remastered 180g black LP + bonus 12" ep in gatefold sleeve - £36.99 | Buy

remastered cd with obi strip - £16.99 | Buy
Regarded as the greatest funk album of all time, ‘One Nation Under A Groove’ was released in September 1978 & gave the band their first platinum...

The Electric Spanking of War Babies (2023 reissue)

180g black lp - £24.99 | Buy
limited 180g fluorescent green lp + obi strip in PVC sleeve - £28.99
Released in 1981 & the last in a decade-long run of Top 50 R&B albums, ‘The Electric Spanking Of War Babies’ was the band’s twelfth st...

Hardcore Jollies (2023 reissue)

180g black lp in gatefold - £24.99 | Buy
Released in October 1976 and dedicated to “the guitar players of the world”, it showed Funkadelic was the heaviest black rock band since Jimi Hendri...

FREE YOUR MIND… (2020 reissue)

180g blue lp - £25.99 | Buy
Also from 1970 is Funkadelic’s second LP.

FUNKADELIC (2020 reissue)

180g orange lp - £25.99 | Buy
Funkadelic’s first album, eponymously released in 1970, gets the HIQLP treatment to celebrate its 50th anniversary.

Funkadelic (repress)

cd - £9.99 | Buy
Groundbreaking debut album from funk rock pioneers Funkadelic, including all the alternate 45 versions, and the ssociated non album B-sides.
Standing On The Verge: The Best Of Funkadelic (repress)


Standing On The Verge: The Best Of Funkadelic (repress)

  • cd

    Released: 26th Oct 2009


1969 was a momentous year.

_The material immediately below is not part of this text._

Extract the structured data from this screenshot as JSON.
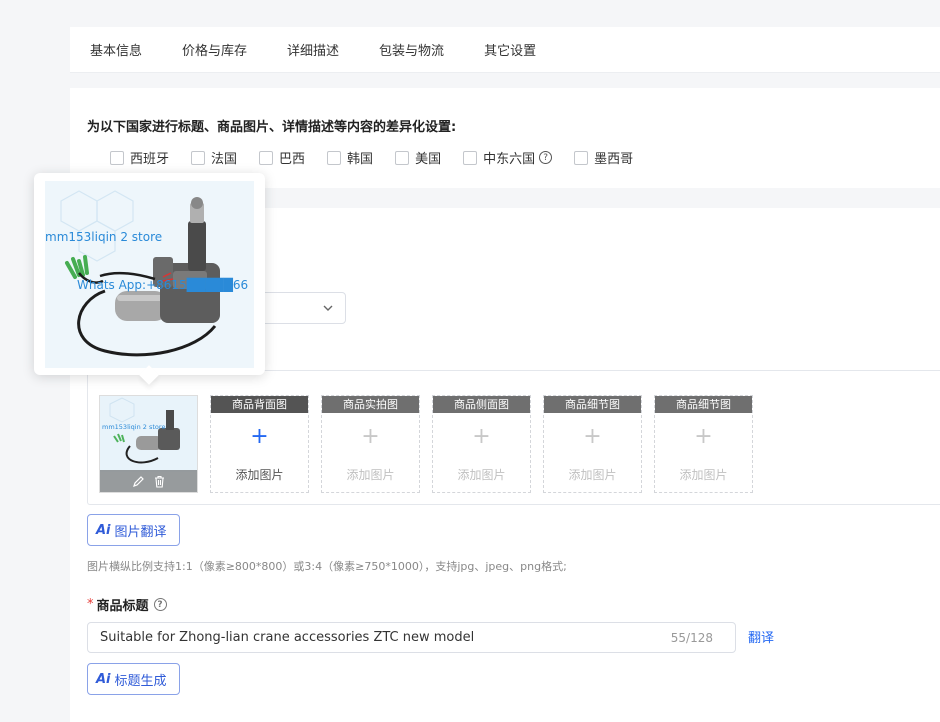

Man first walked on the moon; Nixon arrived in the White House. Woodstock seemed to celebrate the peace and love of the decade, but the disintegration of the Beatles and the murder of Meredith Hunter at the Rolling Stones’ Altamont concert towards the end of the year proved to be a more accurate prediction for what was to come. In Detroit, a city that had been scarred by rioting in 1967, a new group, Funkadelic, were issuing their first singles in 1968. Although a black group, they revelled in many of the outward signs of the peace and love of the 60s: psychedelic clothes, loud crunching guitars and plenty of drugs, but they were offering no vision of Utopia. One listen to their early single, ‘Music For My Mother’, would show you that, as it is a disturbed blues dirge whose opening line is “Man, I was in a place called ‘Keep Running’, Mississippi”. From 1969 to 1981 they made many ground-breaking tracks, rewriting the rules of what a group could do. This compilation is the very first that looks at the band’s entire career, from their previously unreissued debut 45 for their own Funkedelic (sic) label through to their chart-topping 45s for Warner Brothers. In between we see a twisted vision and many musical high-points.